When it comes to having one or more elevators in your building, you can expect that they will last for many years. Even decades. But as those years and decades go by, the maintenance codes and standards for elevator safety will likely change. The will likely change dramatically. As a result, you will want to make sure that you have the kind of staff on board that will be able to guide you through the often difficult times when it comes to elevator modernization.
The standard that is adopted by most authorities that have jurisdiction over elevator maintenance includes annual, semi-annual, and monthly requirements for elevator safety and maintenance.
Something that is also called for is a personalized plan for each elevator. This is important because every building uses its elevators differently. Some are used very frequently, with full track usage throughout the day, while others are only used on occasion for non-public use. No elevator is used exactly the same way.
For example, say one elevator is installed in a local church. It might be used on Sundays and maybe during a mid-week service, going up to only the second floor when it is in use. On the other hand, across town you have an apartment building that is 20 stories tall. The residents and their guests use their elevators constantly. It’s obvious how these to buildings use their elevators much differently.
Regardless of the usage, even elevators that are used very frequently can be expected to last for quite a long time. During that time, there might be major shifts in the codes. So, if the elevator has any kind of major renovation or elevator modernization, it must be brought into compliance with the current codes, which update on a three-year cycle. So, for example, if an elevator were installed in 1990, it would have to be brought up to today’s version of the code if it was modernized.
However, the above scenario only applies to elevator modernization. If an elevator has not been modernized, then it only has to be brought up to the code relative to the year it was installed.

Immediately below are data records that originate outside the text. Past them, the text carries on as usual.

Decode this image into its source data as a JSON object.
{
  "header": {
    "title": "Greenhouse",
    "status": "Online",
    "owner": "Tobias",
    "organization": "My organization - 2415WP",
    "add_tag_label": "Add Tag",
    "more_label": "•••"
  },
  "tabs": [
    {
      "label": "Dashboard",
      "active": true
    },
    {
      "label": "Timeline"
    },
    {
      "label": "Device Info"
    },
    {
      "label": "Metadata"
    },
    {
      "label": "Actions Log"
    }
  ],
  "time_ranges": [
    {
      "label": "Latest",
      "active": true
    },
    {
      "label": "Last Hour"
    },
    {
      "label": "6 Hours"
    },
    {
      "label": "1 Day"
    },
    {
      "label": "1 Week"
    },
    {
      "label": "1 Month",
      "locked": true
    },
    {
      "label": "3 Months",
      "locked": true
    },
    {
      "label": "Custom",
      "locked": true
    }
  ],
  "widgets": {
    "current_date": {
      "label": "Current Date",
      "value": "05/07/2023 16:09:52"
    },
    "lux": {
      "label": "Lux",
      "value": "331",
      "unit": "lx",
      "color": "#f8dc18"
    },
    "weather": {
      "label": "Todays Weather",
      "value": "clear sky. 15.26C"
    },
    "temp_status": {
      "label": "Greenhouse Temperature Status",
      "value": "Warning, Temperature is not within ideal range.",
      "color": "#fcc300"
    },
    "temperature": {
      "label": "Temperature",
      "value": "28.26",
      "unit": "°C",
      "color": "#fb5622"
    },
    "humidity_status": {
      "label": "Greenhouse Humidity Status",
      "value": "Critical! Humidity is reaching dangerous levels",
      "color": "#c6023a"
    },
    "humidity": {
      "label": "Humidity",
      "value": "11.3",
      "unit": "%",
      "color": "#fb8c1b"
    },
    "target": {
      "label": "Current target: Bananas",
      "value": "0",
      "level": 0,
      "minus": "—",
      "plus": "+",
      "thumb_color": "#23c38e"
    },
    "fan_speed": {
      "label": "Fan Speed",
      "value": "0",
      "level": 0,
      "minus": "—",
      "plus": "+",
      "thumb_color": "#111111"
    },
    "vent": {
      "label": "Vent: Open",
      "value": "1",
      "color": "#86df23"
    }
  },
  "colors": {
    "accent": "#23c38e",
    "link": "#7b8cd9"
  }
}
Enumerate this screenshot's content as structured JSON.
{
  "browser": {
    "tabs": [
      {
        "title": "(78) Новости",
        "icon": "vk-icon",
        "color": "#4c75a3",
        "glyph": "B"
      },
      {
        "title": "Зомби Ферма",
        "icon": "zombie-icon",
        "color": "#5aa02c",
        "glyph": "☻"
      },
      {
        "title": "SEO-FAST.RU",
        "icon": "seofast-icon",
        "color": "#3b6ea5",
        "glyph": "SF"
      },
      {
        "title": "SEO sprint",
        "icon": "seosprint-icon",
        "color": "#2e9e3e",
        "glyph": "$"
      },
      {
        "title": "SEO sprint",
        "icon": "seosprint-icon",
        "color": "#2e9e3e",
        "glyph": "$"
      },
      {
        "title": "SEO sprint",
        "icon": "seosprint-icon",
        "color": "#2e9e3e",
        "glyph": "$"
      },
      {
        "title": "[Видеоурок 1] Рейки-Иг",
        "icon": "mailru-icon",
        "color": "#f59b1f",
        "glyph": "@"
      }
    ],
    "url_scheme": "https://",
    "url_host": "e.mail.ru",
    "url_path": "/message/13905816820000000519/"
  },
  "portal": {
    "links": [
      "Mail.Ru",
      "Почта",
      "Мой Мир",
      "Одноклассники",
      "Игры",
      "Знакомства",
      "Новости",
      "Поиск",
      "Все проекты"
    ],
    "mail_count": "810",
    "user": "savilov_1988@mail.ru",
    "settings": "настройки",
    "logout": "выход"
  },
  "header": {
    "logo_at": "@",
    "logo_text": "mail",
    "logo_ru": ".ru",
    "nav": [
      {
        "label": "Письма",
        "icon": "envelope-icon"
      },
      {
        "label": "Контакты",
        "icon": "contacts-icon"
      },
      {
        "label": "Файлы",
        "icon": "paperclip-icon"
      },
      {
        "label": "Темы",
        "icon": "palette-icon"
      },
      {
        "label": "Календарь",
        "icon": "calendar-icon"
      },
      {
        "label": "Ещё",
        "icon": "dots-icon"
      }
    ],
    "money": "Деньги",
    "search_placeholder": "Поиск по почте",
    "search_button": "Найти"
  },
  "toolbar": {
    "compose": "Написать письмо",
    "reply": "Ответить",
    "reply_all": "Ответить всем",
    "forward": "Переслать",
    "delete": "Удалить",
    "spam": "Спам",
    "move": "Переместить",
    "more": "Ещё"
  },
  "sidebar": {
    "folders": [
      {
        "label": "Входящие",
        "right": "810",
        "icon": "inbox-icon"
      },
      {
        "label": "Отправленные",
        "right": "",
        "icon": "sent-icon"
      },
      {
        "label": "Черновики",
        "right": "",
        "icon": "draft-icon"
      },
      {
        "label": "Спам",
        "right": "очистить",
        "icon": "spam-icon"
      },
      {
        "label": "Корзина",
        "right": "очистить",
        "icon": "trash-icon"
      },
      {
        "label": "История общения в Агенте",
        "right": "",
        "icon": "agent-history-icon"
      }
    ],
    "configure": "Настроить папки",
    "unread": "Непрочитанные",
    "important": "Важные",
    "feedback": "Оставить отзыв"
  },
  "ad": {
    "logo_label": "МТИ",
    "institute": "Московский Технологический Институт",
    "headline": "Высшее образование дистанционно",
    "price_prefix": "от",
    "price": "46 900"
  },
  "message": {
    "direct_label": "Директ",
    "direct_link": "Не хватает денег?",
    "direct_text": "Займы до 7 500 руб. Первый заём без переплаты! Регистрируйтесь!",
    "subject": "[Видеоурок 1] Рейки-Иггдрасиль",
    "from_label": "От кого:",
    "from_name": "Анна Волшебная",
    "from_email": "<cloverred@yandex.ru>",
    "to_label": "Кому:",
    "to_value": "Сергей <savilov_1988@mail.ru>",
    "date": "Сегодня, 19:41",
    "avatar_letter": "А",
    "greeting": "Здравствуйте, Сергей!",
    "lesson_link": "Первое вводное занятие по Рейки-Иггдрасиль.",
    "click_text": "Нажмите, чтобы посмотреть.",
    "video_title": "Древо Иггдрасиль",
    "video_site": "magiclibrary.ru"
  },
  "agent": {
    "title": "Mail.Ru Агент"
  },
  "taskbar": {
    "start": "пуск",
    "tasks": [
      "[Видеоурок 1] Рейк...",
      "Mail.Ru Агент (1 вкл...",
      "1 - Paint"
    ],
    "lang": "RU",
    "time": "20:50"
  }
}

So, if that elevator that was installed in 1990 was never modernized, then it must only be brought up to the specifications of the code for 1990.
There has been a standard in the code for existing elevators that establishes standards for safety and operation for older elevators, but that has not been adopted widely across the board.